I'd already written waaaaay too many by the night of Feb. 18, 2001, when, on emotional autopilot, with no notes, only stream of consciousness, I wrote out remembrance of Dale Earnhardt.
But that time, in the weeks and months that followed, there was more to say than just how sad the loss of Earnhardt was. Something could be done.
Earnhardt was the fourth fatality in a nine-month period in NASCAR's top three series, all of the same injury -- basilar skull fracture -- and all with the same cause -- violent whipping of the head in crashes.
Adam Petty had been the first of that group to die, at age 19, on the Friday before Mother's Day, 2000. He alone made too many obits for me.
To have to talk with his parents, Kyle and Pattie, and his grandfather, Richard, and to see Bobby and Judy Allison -- their own family devastated by death and injury -- try to help console the Pettys just to report all that was unbearable.
Then came Kenny Irwin Jr. that summer, and Tony Roper that fall. And so, after Earnhardt died, I went from advocate of, to crusader for, the HANS device, soft walls, stronger seats and cars with energy-dissipating materials built in.
I'd had enough of the reality of the sport so romanticized over the years because of the danger.
I had done the overnight death watches at Daytona, beginning with an unknown driver, a nice guy named Don Williams from the north Florida dirt tracks. Williams would lie in a coma for more than a decade, 1979-1989.
I had watched two little girls grow up on welfare, to become lovely, highly educated young women, while their father, Rick Baldwin of Corpus Christi, Texas, broke Williams' record for lying comatose, 1986-1997, from a NASCAR crash.
Most of all, to this day, I am haunted by the death of a kid I never knew, named Ricky Knotts, who was just 20 when he was killed in a qualifying race at Daytona in 1980. He came out of nowhere, Paw Paw, Mich., to race, seeking to become somebody, and he died unknown and is still hardly remembered. That's what is still so sad.
I'd already written waaaaay too many [obits] by the night of Feb. 18, 2001, when, on emotional autopilot, with no notes, only stream of consciousness, I wrote out remembrance of Dale Earnhardt. But that time, in the weeks and months that followed, there was more to say than just how sad the loss of Earnhardt was. Something could be done.
I had traveled to Europe to report on the aftermath of the death of the Formula One maestro Ayrton Senna. And I had heard Michael Schumacher's voice break, and seen his eyes well, as he spoke of it at the next race, in Monaco.
I won't list every obit written here. These are just some of the low points.
Just as the death of the biggest name and the top talent, Senna, had initiated a safety revolution in F1, so the death of Earnhardt, NASCAR's biggest star ever, got NASCAR moving toward good science like never before.
The HANS was mandated, the soft walls were developed as the SAFER barrier, seats went from flimsy aluminum to cocoon-like carbon-fiber survival cells and the Car of Tomorrow was developed, with its energy-dissipating foam in the roll cages, the driver moved more toward the center of the car, the reconfiguration of the cages for better resistance to side impact.
Some owners and engineers argue the same safety standards could have been reached with modifications to the old car.
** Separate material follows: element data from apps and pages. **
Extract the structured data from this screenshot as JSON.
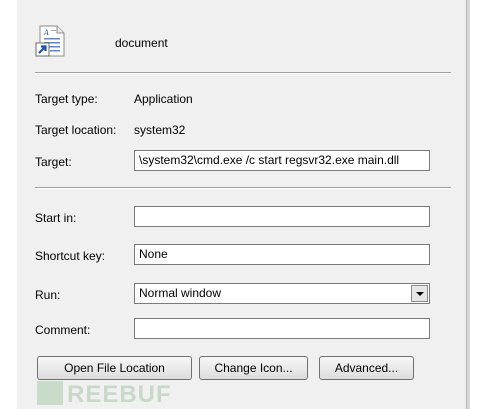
{
  "header": {
    "name": "document"
  },
  "info": {
    "target_type_label": "Target type:",
    "target_type_value": "Application",
    "target_location_label": "Target location:",
    "target_location_value": "system32"
  },
  "fields": {
    "target_label": "Target:",
    "target_value": "\\system32\\cmd.exe /c start regsvr32.exe main.dll",
    "start_in_label": "Start in:",
    "start_in_value": "",
    "shortcut_key_label": "Shortcut key:",
    "shortcut_key_value": "None",
    "run_label": "Run:",
    "run_value": "Normal window",
    "comment_label": "Comment:",
    "comment_value": ""
  },
  "buttons": {
    "open_file_location": "Open File Location",
    "change_icon": "Change Icon...",
    "advanced": "Advanced..."
  },
  "watermark": {
    "text": "REEBUF"
  },
  "icons": {
    "shortcut_icon": "document-shortcut-icon",
    "dropdown_icon": "chevron-down-icon"
  }
}
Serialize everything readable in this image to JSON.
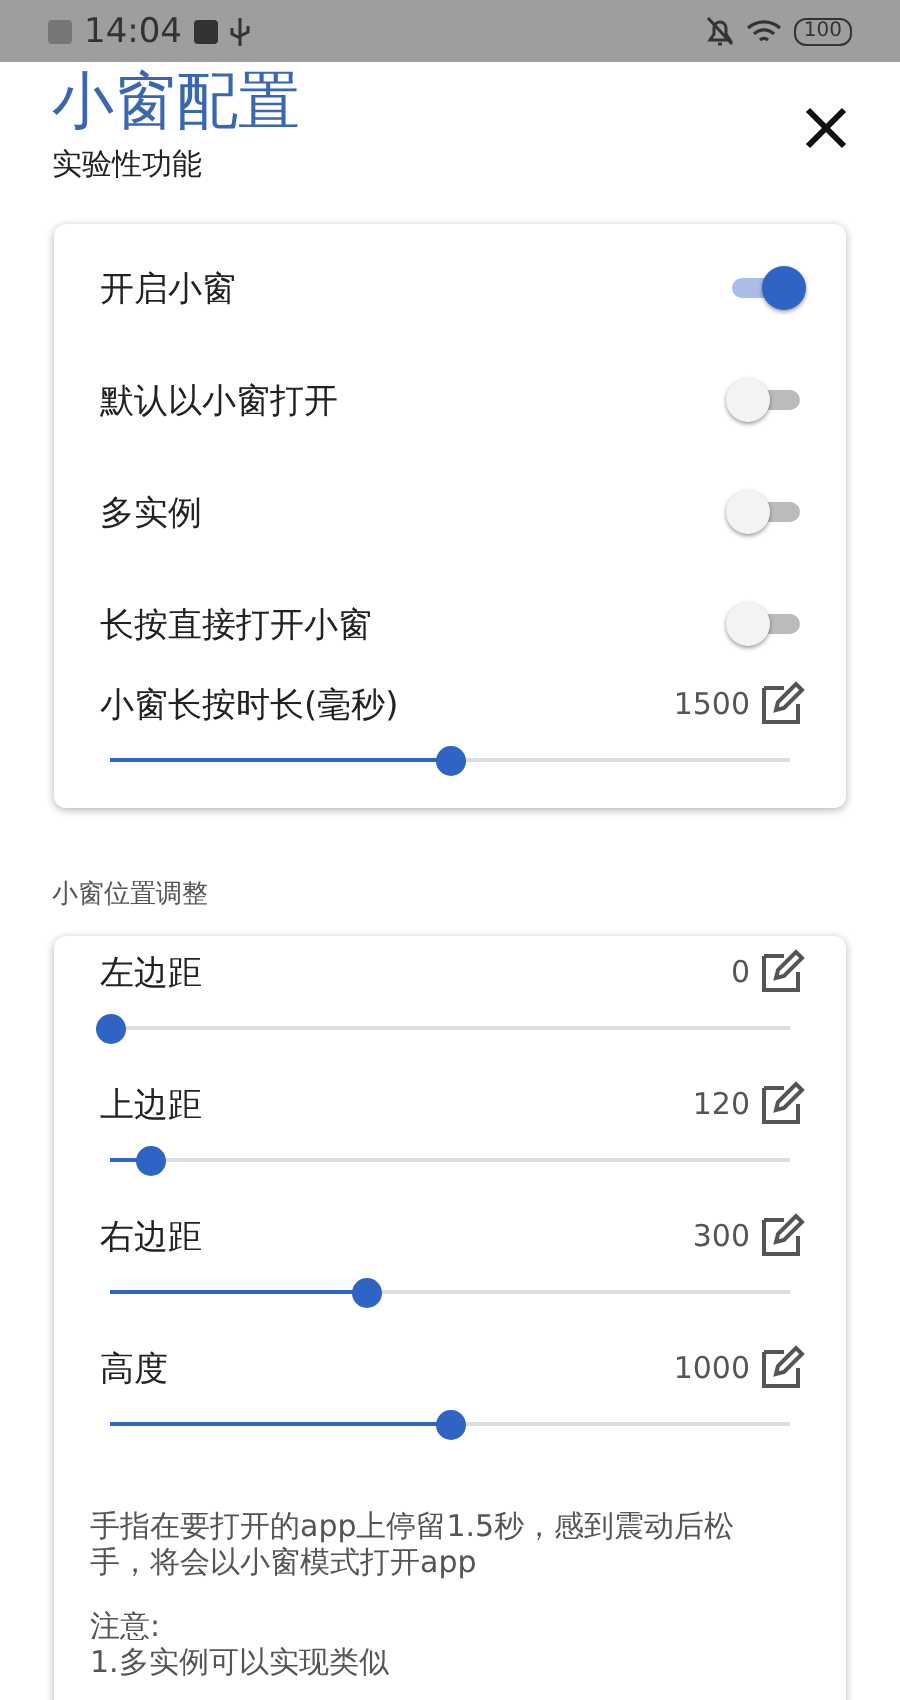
{
  "status_bar": {
    "time": "14:04",
    "battery": "100"
  },
  "header": {
    "title": "小窗配置",
    "subtitle": "实验性功能"
  },
  "main_settings": [
    {
      "kind": "toggle",
      "label": "开启小窗",
      "on": true
    },
    {
      "kind": "toggle",
      "label": "默认以小窗打开",
      "on": false
    },
    {
      "kind": "toggle",
      "label": "多实例",
      "on": false
    },
    {
      "kind": "toggle",
      "label": "长按直接打开小窗",
      "on": false
    },
    {
      "kind": "slider",
      "label": "小窗长按时长(毫秒)",
      "value": "1500",
      "level": 0.5
    }
  ],
  "position_section": {
    "title": "小窗位置调整",
    "sliders": [
      {
        "label": "左边距",
        "value": "0",
        "level": 0
      },
      {
        "label": "上边距",
        "value": "120",
        "level": 0.06
      },
      {
        "label": "右边距",
        "value": "300",
        "level": 0.375
      },
      {
        "label": "高度",
        "value": "1000",
        "level": 0.5
      }
    ],
    "notes": [
      "手指在要打开的app上停留1.5秒，感到震动后松手，将会以小窗模式打开app",
      "注意:",
      "1.多实例可以实现类似"
    ]
  }
}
Maybe. Maybe not.
Just as F1 hasn't had a death since Senna in 1994, NASCAR hasn't had a fatality in any of its national series since Earnhardt. A lot of that has been due to the HANS and the seats and the soft wall.
But with the COT, the nature of "driving hurt" has changed radically. Now it's Jimmie Johnson with a finger he cut with a pocket knife while trying to alter his uniform. Or Greg Biffle with sore ribs suffered in a boating accident. Or Martin Truex Jr. passing a kidney stone just in time to race.
Before, it was Earnhardt or Bill Elliott driving with a broken leg, or Davey Allison with his arm in a cast, or Richard Petty with a broken neck -- driving with common injuries suffered in races, just to keep from missing out on the precious Cup points in what was the most cruel system I have ever seen.
Like you, and the drivers, and the crewmen, I get annoyed with the COT on an almost daily basis.
And then I remember the alternatives.
Ed Hinton is a senior writer for ESPN.com. He can be reached at email@example.com.